What is required: Go over the entries below line by line, copying each one that contains the word "JSON".

[Dataset records Boundary: Start]

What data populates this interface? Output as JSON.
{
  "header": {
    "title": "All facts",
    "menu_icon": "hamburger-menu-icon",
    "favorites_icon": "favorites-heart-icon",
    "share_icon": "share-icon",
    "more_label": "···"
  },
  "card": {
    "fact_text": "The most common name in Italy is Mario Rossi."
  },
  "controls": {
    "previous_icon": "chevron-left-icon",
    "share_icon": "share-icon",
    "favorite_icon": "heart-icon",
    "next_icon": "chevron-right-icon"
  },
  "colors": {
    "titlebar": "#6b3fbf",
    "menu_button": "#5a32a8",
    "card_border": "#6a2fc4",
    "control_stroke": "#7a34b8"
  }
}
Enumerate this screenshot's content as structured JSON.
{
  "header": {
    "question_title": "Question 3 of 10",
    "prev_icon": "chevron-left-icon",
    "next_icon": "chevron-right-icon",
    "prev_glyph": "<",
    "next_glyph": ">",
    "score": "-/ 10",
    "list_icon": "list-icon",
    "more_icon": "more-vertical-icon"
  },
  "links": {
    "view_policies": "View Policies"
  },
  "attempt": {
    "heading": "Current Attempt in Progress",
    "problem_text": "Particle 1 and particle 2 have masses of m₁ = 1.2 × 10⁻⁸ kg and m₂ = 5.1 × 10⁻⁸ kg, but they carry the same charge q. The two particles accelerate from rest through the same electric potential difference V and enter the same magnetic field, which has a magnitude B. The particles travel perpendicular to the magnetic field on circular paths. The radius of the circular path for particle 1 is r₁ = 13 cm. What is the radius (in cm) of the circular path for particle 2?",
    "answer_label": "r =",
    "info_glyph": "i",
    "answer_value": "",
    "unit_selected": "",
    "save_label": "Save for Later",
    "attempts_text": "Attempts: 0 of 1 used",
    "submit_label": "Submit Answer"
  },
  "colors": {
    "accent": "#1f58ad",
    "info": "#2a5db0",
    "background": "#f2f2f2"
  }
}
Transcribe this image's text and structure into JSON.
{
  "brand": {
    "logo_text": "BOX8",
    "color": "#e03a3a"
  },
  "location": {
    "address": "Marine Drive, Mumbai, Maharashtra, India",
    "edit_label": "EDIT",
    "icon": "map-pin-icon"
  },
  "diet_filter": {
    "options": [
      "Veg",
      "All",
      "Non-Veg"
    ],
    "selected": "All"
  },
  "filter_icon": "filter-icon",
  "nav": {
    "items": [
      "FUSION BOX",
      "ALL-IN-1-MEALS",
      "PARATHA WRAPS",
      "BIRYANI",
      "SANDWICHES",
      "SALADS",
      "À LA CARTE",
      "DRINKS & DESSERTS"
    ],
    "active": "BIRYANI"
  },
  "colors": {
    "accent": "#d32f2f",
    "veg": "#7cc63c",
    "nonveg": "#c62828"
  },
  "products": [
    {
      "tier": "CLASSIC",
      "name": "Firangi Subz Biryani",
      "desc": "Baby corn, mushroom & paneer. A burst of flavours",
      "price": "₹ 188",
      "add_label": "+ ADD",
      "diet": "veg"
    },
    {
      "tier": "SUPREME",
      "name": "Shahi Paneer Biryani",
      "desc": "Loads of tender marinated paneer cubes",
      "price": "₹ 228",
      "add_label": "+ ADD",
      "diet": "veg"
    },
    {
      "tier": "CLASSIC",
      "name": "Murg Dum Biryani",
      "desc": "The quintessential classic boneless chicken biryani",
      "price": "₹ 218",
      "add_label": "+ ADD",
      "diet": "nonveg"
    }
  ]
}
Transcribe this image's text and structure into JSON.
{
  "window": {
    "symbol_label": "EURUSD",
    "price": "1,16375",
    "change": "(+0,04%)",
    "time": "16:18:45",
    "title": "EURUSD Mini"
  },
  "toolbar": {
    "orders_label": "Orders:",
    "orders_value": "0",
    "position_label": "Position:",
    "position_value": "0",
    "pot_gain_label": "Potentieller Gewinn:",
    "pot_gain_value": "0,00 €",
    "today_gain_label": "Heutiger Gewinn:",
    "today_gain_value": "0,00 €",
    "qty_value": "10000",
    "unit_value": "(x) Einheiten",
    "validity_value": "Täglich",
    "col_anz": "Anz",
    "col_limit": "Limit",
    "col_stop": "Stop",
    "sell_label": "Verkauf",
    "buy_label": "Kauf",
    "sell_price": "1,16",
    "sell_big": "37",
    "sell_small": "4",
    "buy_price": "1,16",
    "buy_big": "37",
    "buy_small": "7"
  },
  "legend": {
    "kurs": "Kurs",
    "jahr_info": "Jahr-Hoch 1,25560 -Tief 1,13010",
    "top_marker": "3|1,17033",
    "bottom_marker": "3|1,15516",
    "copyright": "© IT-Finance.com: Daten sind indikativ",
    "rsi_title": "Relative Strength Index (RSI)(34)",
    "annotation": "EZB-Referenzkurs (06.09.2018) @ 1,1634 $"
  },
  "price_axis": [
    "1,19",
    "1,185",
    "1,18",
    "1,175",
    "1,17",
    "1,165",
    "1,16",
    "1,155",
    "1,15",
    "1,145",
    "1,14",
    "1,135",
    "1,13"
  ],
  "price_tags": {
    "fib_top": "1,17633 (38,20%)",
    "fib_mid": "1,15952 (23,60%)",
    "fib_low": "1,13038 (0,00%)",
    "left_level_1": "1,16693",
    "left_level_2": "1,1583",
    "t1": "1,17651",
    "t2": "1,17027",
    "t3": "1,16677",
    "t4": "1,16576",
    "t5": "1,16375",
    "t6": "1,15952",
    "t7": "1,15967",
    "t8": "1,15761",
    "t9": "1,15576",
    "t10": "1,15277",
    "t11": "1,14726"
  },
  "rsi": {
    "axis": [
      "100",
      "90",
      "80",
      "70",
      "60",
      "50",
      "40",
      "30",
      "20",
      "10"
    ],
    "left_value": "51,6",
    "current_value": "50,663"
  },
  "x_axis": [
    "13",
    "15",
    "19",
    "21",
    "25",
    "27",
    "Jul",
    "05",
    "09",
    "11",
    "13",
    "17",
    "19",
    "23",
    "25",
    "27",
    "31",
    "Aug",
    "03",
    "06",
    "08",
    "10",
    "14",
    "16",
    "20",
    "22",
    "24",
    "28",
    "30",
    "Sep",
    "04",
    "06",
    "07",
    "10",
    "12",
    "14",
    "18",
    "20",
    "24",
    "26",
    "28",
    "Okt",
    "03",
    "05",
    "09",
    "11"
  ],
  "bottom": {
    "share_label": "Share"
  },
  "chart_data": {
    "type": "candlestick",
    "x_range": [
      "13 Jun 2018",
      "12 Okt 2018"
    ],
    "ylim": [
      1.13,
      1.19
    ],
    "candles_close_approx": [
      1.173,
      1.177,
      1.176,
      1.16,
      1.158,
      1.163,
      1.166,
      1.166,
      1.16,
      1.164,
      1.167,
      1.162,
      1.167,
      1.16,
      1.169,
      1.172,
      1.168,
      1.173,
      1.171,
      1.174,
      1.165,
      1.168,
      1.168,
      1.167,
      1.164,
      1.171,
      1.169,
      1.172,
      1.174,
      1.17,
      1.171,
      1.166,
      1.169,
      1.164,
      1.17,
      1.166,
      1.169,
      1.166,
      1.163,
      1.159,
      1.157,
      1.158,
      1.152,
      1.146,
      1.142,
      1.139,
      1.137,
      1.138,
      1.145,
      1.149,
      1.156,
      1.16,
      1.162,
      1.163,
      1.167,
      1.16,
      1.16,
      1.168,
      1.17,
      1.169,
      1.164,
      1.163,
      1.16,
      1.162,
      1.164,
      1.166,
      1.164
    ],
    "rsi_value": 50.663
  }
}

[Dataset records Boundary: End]

Written answer:
What data populates this interface? Output as JSON.
Enumerate this screenshot's content as structured JSON.
Transcribe this image's text and structure into JSON.
Transcribe this image's text and structure into JSON.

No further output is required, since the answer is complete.